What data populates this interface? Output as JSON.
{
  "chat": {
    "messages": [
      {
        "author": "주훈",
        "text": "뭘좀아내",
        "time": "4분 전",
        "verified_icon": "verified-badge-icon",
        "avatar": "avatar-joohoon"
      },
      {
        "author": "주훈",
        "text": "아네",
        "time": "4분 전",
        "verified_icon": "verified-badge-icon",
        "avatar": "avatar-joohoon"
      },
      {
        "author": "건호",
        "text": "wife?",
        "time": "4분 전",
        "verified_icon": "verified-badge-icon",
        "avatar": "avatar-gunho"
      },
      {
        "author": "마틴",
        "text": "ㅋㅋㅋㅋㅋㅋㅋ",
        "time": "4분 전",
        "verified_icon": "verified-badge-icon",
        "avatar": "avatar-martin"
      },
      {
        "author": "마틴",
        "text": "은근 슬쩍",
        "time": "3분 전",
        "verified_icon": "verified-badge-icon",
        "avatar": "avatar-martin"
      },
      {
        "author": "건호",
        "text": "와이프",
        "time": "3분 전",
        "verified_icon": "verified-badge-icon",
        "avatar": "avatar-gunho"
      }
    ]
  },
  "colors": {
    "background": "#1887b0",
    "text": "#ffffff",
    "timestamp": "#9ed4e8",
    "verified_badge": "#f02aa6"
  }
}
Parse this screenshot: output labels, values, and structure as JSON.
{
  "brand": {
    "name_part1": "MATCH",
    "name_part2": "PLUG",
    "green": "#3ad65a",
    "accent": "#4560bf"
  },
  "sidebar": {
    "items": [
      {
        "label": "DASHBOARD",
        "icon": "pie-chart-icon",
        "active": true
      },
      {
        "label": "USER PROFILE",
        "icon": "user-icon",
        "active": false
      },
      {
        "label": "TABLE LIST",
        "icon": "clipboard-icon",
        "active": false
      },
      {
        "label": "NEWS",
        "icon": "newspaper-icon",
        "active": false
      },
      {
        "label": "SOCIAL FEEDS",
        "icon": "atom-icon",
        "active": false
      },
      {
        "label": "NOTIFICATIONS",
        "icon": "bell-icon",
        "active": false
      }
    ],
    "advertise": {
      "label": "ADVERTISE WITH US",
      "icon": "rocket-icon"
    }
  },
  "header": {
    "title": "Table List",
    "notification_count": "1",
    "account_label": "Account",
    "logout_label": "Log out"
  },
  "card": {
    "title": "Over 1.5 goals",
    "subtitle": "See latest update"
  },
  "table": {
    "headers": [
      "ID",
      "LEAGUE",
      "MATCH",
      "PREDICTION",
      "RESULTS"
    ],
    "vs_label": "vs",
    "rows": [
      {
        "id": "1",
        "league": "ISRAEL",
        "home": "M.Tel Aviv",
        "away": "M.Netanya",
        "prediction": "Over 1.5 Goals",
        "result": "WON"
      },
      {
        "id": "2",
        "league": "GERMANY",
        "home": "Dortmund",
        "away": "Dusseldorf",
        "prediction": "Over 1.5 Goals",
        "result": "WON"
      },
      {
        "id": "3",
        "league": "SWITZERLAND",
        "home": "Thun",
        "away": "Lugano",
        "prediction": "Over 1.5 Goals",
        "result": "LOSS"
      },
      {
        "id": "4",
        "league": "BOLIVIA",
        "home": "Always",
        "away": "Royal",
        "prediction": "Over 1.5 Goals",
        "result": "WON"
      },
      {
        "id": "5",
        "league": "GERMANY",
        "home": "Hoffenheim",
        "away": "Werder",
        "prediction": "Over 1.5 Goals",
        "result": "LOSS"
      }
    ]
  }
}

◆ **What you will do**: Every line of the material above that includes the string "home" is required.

◆ **Exercise output**:
        "home": "M.Tel Aviv",
        "home": "Dortmund",
        "home": "Thun",
        "home": "Always",
        "home": "Hoffenheim",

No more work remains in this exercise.